++++ Supplied entries ++++

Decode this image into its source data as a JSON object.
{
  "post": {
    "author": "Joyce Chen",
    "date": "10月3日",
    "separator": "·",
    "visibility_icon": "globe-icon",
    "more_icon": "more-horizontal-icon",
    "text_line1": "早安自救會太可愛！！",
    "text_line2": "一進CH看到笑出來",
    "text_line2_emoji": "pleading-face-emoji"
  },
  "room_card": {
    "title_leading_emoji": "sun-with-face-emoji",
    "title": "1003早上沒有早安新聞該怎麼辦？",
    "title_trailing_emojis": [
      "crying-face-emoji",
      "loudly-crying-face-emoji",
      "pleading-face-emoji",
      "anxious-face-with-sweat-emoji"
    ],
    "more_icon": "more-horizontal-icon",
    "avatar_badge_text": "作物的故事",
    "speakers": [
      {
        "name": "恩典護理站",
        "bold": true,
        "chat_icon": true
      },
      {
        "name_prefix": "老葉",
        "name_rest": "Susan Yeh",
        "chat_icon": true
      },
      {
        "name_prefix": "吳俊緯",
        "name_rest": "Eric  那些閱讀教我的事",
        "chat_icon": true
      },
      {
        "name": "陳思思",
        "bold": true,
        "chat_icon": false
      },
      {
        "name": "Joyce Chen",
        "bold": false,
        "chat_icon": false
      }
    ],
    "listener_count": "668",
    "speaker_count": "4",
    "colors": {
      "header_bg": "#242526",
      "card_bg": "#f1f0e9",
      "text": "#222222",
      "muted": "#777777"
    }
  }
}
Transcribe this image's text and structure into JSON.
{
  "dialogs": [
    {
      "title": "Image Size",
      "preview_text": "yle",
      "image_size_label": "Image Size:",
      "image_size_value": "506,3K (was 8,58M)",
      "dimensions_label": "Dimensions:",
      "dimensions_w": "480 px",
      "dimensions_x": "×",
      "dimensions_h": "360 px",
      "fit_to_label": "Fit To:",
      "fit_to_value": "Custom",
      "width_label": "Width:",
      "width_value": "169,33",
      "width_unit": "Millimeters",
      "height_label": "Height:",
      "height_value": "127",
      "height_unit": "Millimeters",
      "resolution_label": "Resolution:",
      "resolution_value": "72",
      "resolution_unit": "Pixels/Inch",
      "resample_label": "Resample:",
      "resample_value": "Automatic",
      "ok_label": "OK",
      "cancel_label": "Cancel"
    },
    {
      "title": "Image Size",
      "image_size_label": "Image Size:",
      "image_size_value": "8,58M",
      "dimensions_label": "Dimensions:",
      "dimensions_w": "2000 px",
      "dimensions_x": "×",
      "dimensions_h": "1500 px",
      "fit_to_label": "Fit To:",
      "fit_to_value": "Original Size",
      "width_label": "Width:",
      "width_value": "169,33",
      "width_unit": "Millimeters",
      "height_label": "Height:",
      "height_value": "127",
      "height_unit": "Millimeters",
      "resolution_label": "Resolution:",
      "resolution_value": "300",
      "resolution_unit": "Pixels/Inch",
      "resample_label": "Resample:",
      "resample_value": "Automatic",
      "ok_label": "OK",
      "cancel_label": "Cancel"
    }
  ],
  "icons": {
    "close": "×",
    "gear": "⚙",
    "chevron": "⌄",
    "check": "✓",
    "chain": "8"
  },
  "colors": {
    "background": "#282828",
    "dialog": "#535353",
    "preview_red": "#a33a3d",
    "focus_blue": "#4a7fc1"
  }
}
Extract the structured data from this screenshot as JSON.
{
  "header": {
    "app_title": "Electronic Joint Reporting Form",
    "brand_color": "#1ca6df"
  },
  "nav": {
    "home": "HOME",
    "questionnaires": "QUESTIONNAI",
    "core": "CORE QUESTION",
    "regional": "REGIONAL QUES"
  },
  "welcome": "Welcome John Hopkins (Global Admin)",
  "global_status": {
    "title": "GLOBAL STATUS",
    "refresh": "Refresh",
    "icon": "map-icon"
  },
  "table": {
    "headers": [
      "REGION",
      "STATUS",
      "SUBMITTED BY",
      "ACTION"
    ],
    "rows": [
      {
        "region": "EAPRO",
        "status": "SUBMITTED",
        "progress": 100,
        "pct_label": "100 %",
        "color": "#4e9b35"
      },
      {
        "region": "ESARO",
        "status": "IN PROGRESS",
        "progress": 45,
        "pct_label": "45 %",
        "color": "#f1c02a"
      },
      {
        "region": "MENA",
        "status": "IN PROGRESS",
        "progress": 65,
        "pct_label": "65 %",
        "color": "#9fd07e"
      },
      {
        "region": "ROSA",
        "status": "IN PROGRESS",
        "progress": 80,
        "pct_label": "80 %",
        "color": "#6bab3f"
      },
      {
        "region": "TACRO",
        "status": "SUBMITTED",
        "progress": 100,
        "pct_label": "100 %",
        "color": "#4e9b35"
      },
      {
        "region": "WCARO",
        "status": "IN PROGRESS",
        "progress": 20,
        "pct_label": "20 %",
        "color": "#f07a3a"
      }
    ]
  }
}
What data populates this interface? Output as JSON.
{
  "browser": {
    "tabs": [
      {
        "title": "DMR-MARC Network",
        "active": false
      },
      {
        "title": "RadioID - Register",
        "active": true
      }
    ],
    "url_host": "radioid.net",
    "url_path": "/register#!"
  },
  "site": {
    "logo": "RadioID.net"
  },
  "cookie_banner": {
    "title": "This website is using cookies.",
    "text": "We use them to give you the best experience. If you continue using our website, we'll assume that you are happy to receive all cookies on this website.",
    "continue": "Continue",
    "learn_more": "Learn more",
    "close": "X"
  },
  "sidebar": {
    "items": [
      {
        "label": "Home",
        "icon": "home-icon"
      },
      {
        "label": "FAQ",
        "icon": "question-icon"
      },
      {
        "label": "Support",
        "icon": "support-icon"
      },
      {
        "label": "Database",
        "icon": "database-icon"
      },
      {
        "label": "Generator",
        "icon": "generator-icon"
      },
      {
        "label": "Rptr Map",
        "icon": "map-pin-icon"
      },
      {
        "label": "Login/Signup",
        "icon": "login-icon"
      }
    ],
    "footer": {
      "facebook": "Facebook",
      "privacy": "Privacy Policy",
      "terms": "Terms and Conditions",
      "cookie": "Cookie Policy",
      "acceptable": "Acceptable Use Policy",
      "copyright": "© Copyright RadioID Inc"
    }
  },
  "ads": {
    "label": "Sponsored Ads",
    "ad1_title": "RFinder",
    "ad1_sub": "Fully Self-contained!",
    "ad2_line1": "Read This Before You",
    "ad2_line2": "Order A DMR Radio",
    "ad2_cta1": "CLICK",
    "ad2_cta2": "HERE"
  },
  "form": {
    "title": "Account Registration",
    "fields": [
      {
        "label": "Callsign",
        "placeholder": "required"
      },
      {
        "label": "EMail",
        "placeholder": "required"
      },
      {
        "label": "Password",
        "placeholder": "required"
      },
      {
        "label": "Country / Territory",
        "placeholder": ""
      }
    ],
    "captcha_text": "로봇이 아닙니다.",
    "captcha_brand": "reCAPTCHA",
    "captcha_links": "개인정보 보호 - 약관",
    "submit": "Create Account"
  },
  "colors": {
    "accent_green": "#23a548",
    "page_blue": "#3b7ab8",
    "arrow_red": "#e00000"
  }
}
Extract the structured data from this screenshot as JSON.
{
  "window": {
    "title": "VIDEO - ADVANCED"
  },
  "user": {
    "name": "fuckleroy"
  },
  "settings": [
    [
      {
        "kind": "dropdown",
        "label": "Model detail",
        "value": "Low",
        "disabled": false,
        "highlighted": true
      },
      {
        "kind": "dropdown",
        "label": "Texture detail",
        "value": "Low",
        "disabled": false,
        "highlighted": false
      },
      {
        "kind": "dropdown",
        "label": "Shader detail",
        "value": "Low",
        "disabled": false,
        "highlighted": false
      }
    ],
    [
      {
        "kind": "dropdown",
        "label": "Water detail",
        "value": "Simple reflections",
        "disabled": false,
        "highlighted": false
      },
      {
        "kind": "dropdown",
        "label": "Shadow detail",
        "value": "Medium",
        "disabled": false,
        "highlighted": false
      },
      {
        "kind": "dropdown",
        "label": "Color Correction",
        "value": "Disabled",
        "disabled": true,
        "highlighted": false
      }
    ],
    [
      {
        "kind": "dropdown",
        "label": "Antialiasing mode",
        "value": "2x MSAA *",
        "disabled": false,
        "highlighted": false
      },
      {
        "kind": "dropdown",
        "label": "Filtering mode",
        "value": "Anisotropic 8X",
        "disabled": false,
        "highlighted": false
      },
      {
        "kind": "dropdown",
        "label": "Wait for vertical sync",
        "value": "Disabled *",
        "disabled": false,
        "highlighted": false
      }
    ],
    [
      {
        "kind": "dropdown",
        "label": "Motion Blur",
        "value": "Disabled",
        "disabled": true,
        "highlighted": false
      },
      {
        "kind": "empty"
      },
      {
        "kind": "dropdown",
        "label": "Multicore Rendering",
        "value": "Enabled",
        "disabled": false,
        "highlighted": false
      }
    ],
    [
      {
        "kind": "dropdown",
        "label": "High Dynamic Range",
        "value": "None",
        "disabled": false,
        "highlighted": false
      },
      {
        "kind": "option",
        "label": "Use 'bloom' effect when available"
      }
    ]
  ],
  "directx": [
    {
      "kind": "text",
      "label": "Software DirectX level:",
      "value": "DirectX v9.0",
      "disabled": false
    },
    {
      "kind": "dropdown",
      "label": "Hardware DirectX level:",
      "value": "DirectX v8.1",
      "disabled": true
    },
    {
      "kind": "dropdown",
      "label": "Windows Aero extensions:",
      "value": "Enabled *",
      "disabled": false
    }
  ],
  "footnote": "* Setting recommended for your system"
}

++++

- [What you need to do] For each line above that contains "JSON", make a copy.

- [Response area]
Decode this image into its source data as a JSON object.
Transcribe this image's text and structure into JSON.
Extract the structured data from this screenshot as JSON.
What data populates this interface? Output as JSON.
Extract the structured data from this screenshot as JSON.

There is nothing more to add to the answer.